- [EXERCISE] Determine how many lines in the material below contain the word "kind", and give that number without comment.

- [DATA RECORDS]
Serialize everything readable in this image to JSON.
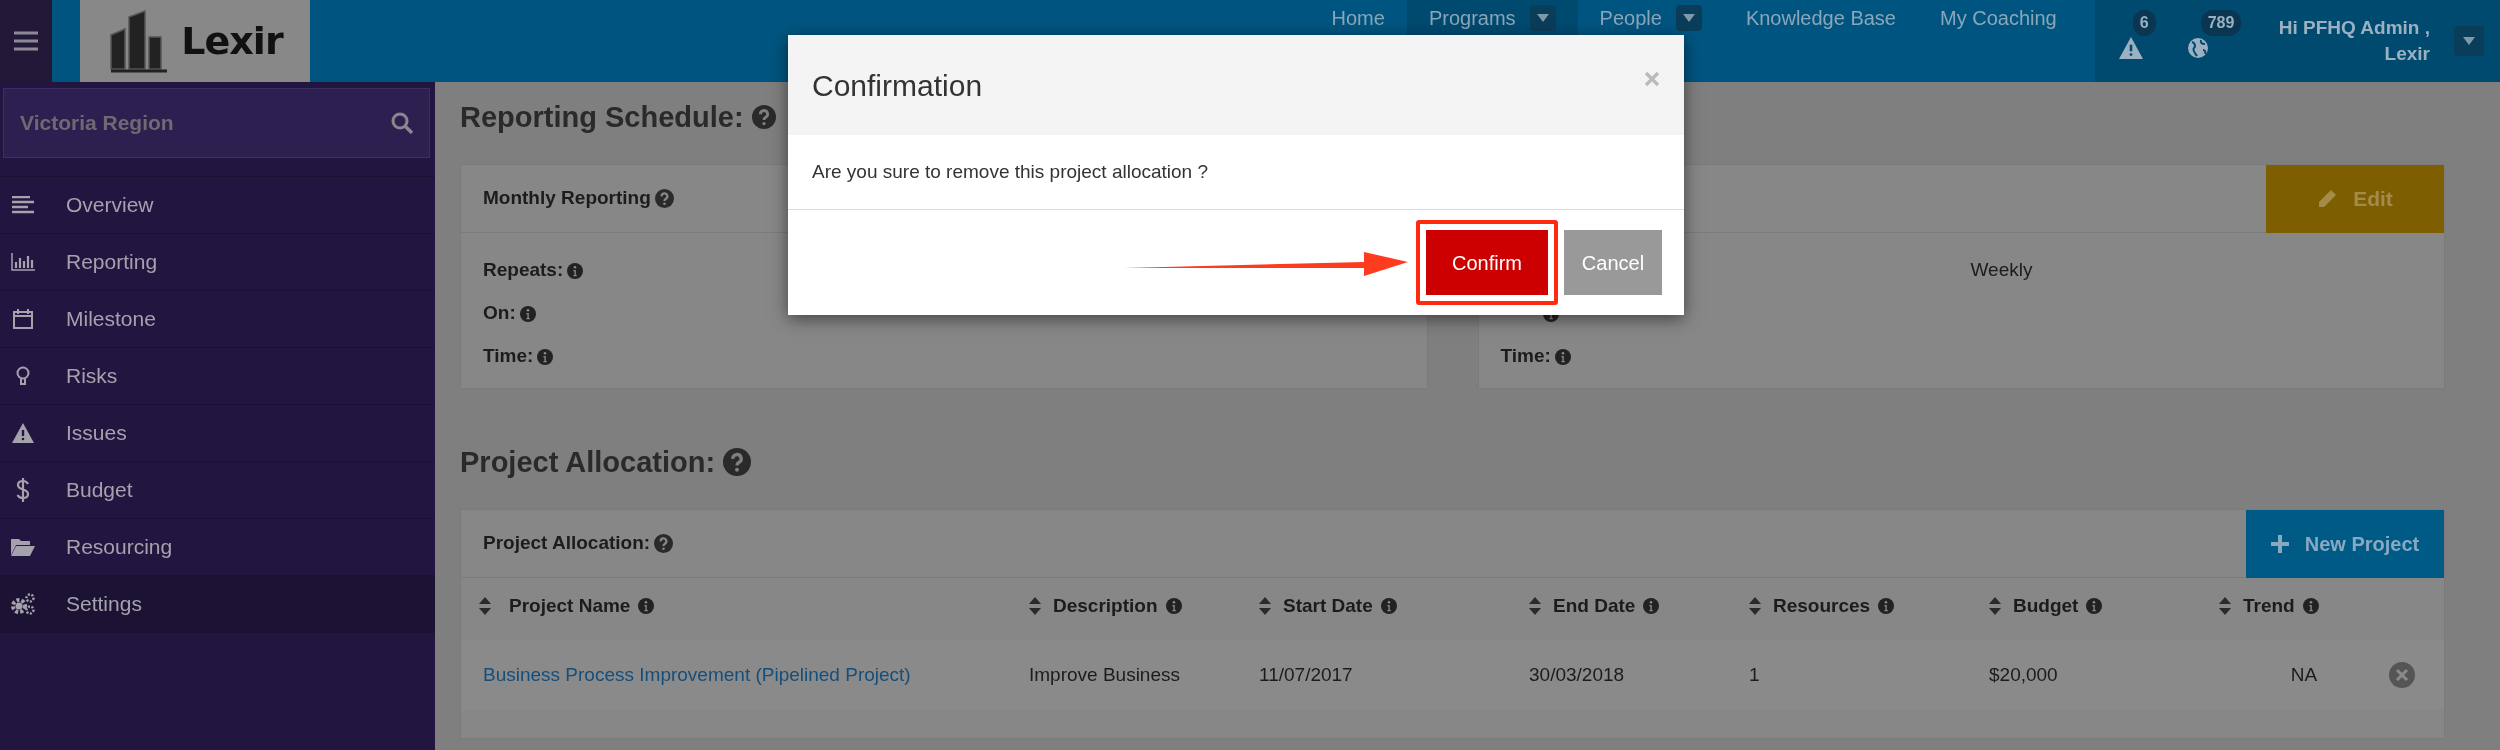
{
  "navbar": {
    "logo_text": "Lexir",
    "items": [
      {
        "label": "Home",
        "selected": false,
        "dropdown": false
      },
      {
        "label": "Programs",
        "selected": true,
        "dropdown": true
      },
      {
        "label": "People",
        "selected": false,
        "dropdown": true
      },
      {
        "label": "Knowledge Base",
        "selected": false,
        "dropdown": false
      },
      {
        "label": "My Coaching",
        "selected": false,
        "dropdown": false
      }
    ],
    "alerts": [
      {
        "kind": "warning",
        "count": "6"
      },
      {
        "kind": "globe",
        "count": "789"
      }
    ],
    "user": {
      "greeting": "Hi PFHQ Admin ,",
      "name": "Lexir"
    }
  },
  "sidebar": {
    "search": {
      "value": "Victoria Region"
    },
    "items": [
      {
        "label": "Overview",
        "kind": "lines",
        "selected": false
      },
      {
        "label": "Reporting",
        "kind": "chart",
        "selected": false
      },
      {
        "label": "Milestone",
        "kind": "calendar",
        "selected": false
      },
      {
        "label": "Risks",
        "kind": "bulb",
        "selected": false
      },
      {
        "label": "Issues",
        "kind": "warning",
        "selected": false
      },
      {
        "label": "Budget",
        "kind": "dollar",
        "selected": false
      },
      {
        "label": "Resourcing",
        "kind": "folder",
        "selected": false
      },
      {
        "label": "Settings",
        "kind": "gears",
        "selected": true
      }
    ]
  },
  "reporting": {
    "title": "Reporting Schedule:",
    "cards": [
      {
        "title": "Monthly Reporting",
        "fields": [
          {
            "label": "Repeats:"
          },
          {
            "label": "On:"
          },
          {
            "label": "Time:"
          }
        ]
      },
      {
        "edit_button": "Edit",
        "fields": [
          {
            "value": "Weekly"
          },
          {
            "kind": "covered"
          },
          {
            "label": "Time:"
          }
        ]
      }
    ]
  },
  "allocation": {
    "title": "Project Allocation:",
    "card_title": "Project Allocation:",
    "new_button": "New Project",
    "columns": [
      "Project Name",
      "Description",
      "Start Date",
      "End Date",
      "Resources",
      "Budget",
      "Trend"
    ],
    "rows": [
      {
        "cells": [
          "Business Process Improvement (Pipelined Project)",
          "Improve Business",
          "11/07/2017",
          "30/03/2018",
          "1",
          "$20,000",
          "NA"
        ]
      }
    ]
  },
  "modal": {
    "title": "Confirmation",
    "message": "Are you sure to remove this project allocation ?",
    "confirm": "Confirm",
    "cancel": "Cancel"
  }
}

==

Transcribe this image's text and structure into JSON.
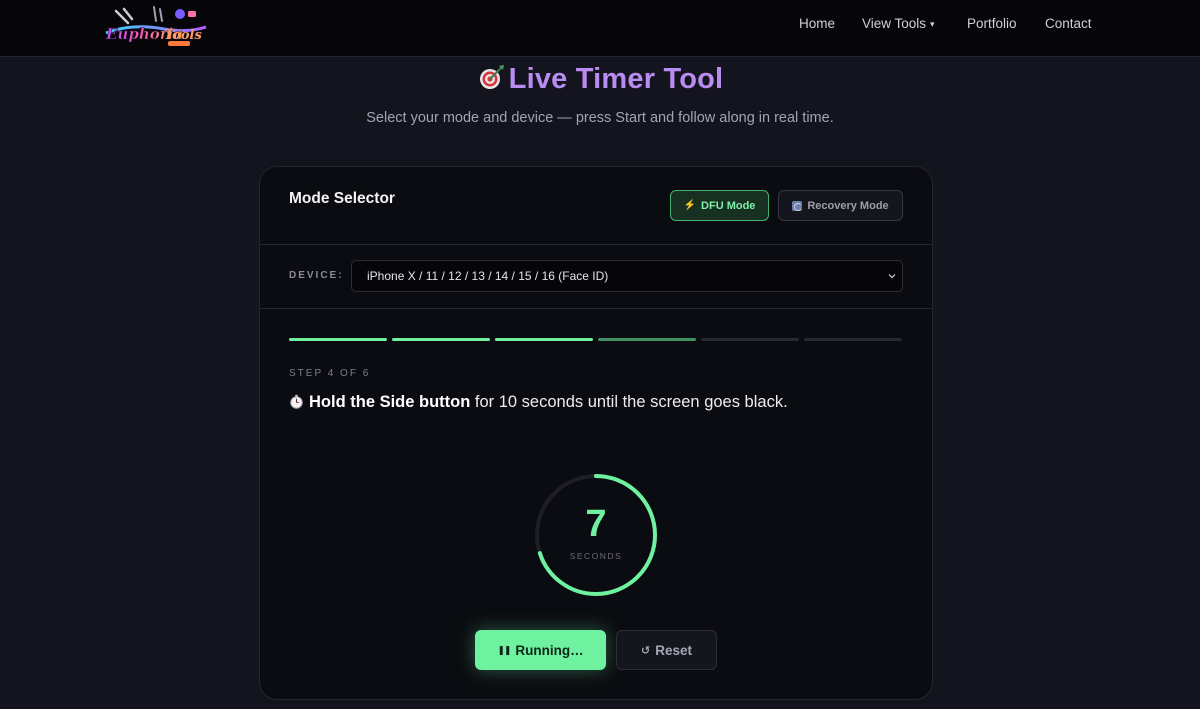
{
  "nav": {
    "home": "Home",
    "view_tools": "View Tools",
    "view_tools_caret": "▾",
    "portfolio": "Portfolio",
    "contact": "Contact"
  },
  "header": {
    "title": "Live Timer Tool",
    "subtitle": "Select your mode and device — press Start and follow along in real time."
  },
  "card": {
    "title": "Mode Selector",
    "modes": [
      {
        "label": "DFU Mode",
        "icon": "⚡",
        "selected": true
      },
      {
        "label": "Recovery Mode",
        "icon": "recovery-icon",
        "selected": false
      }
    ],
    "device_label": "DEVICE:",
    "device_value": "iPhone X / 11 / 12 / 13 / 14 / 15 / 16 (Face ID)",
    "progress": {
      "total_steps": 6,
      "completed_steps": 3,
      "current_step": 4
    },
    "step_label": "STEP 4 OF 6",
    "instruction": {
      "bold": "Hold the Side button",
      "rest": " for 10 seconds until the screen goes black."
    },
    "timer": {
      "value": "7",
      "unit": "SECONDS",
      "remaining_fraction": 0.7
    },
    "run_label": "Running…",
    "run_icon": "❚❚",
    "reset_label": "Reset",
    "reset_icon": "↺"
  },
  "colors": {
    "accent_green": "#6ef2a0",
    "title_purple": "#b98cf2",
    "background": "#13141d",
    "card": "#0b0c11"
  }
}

- [RESULT OF THIS TASK] 11